(Beginning of Records to use)

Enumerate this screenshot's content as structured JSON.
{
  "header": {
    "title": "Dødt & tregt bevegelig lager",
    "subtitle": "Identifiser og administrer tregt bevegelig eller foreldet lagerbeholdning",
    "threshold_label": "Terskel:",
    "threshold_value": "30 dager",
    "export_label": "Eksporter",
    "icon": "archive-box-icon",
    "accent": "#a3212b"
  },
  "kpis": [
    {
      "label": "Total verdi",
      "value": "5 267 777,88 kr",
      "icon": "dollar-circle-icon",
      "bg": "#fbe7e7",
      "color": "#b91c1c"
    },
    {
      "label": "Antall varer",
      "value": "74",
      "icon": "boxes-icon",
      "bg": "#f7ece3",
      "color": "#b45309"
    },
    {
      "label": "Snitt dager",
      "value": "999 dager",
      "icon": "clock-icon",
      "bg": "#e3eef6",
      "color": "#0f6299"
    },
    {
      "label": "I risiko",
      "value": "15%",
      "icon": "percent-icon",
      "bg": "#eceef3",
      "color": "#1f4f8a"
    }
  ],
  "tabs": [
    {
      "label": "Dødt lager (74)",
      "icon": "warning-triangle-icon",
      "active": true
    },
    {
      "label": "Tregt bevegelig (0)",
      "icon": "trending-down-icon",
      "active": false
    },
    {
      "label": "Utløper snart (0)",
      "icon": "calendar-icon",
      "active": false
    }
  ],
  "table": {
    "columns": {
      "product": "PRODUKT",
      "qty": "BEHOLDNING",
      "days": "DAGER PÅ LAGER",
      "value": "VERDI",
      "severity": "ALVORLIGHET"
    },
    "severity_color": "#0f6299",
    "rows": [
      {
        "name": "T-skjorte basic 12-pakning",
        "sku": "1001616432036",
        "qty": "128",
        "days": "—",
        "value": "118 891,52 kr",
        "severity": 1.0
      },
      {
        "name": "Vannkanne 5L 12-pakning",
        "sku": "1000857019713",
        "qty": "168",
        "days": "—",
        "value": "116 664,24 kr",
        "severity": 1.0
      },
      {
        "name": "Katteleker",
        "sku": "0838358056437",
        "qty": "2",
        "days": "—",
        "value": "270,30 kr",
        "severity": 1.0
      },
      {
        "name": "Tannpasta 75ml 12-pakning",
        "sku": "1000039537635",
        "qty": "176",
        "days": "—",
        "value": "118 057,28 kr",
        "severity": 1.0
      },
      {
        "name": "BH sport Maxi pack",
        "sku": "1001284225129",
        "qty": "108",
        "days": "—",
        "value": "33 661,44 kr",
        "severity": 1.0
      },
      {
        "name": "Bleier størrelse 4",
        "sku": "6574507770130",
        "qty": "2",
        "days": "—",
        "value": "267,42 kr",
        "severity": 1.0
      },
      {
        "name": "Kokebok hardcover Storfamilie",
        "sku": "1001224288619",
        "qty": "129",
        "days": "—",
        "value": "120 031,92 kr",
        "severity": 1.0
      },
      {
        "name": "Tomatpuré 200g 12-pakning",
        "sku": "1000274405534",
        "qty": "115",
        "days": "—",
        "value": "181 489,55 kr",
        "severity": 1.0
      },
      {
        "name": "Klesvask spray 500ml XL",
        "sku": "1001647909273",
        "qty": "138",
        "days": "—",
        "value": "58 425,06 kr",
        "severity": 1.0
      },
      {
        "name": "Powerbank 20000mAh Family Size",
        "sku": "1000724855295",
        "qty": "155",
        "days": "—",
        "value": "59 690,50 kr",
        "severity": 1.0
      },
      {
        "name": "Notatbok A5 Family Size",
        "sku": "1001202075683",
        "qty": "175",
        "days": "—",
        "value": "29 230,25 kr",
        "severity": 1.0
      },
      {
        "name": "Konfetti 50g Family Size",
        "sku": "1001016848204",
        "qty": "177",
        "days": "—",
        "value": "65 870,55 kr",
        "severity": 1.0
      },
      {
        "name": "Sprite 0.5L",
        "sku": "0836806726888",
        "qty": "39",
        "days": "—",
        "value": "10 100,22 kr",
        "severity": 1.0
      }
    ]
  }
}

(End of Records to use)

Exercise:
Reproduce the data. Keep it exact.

Solution to the exercise:
Enumerate this screenshot's content as structured JSON.
{
  "header": {
    "title": "Dødt & tregt bevegelig lager",
    "subtitle": "Identifiser og administrer tregt bevegelig eller foreldet lagerbeholdning",
    "threshold_label": "Terskel:",
    "threshold_value": "30 dager",
    "export_label": "Eksporter",
    "icon": "archive-box-icon",
    "accent": "#a3212b"
  },
  "kpis": [
    {
      "label": "Total verdi",
      "value": "5 267 777,88 kr",
      "icon": "dollar-circle-icon",
      "bg": "#fbe7e7",
      "color": "#b91c1c"
    },
    {
      "label": "Antall varer",
      "value": "74",
      "icon": "boxes-icon",
      "bg": "#f7ece3",
      "color": "#b45309"
    },
    {
      "label": "Snitt dager",
      "value": "999 dager",
      "icon": "clock-icon",
      "bg": "#e3eef6",
      "color": "#0f6299"
    },
    {
      "label": "I risiko",
      "value": "15%",
      "icon": "percent-icon",
      "bg": "#eceef3",
      "color": "#1f4f8a"
    }
  ],
  "tabs": [
    {
      "label": "Dødt lager (74)",
      "icon": "warning-triangle-icon",
      "active": true
    },
    {
      "label": "Tregt bevegelig (0)",
      "icon": "trending-down-icon",
      "active": false
    },
    {
      "label": "Utløper snart (0)",
      "icon": "calendar-icon",
      "active": false
    }
  ],
  "table": {
    "columns": {
      "product": "PRODUKT",
      "qty": "BEHOLDNING",
      "days": "DAGER PÅ LAGER",
      "value": "VERDI",
      "severity": "ALVORLIGHET"
    },
    "severity_color": "#0f6299",
    "rows": [
      {
        "name": "T-skjorte basic 12-pakning",
        "sku": "1001616432036",
        "qty": "128",
        "days": "—",
        "value": "118 891,52 kr",
        "severity": 1.0
      },
      {
        "name": "Vannkanne 5L 12-pakning",
        "sku": "1000857019713",
        "qty": "168",
        "days": "—",
        "value": "116 664,24 kr",
        "severity": 1.0
      },
      {
        "name": "Katteleker",
        "sku": "0838358056437",
        "qty": "2",
        "days": "—",
        "value": "270,30 kr",
        "severity": 1.0
      },
      {
        "name": "Tannpasta 75ml 12-pakning",
        "sku": "1000039537635",
        "qty": "176",
        "days": "—",
        "value": "118 057,28 kr",
        "severity": 1.0
      },
      {
        "name": "BH sport Maxi pack",
        "sku": "1001284225129",
        "qty": "108",
        "days": "—",
        "value": "33 661,44 kr",
        "severity": 1.0
      },
      {
        "name": "Bleier størrelse 4",
        "sku": "6574507770130",
        "qty": "2",
        "days": "—",
        "value": "267,42 kr",
        "severity": 1.0
      },
      {
        "name": "Kokebok hardcover Storfamilie",
        "sku": "1001224288619",
        "qty": "129",
        "days": "—",
        "value": "120 031,92 kr",
        "severity": 1.0
      },
      {
        "name": "Tomatpuré 200g 12-pakning",
        "sku": "1000274405534",
        "qty": "115",
        "days": "—",
        "value": "181 489,55 kr",
        "severity": 1.0
      },
      {
        "name": "Klesvask spray 500ml XL",
        "sku": "1001647909273",
        "qty": "138",
        "days": "—",
        "value": "58 425,06 kr",
        "severity": 1.0
      },
      {
        "name": "Powerbank 20000mAh Family Size",
        "sku": "1000724855295",
        "qty": "155",
        "days": "—",
        "value": "59 690,50 kr",
        "severity": 1.0
      },
      {
        "name": "Notatbok A5 Family Size",
        "sku": "1001202075683",
        "qty": "175",
        "days": "—",
        "value": "29 230,25 kr",
        "severity": 1.0
      },
      {
        "name": "Konfetti 50g Family Size",
        "sku": "1001016848204",
        "qty": "177",
        "days": "—",
        "value": "65 870,55 kr",
        "severity": 1.0
      },
      {
        "name": "Sprite 0.5L",
        "sku": "0836806726888",
        "qty": "39",
        "days": "—",
        "value": "10 100,22 kr",
        "severity": 1.0
      }
    ]
  }
}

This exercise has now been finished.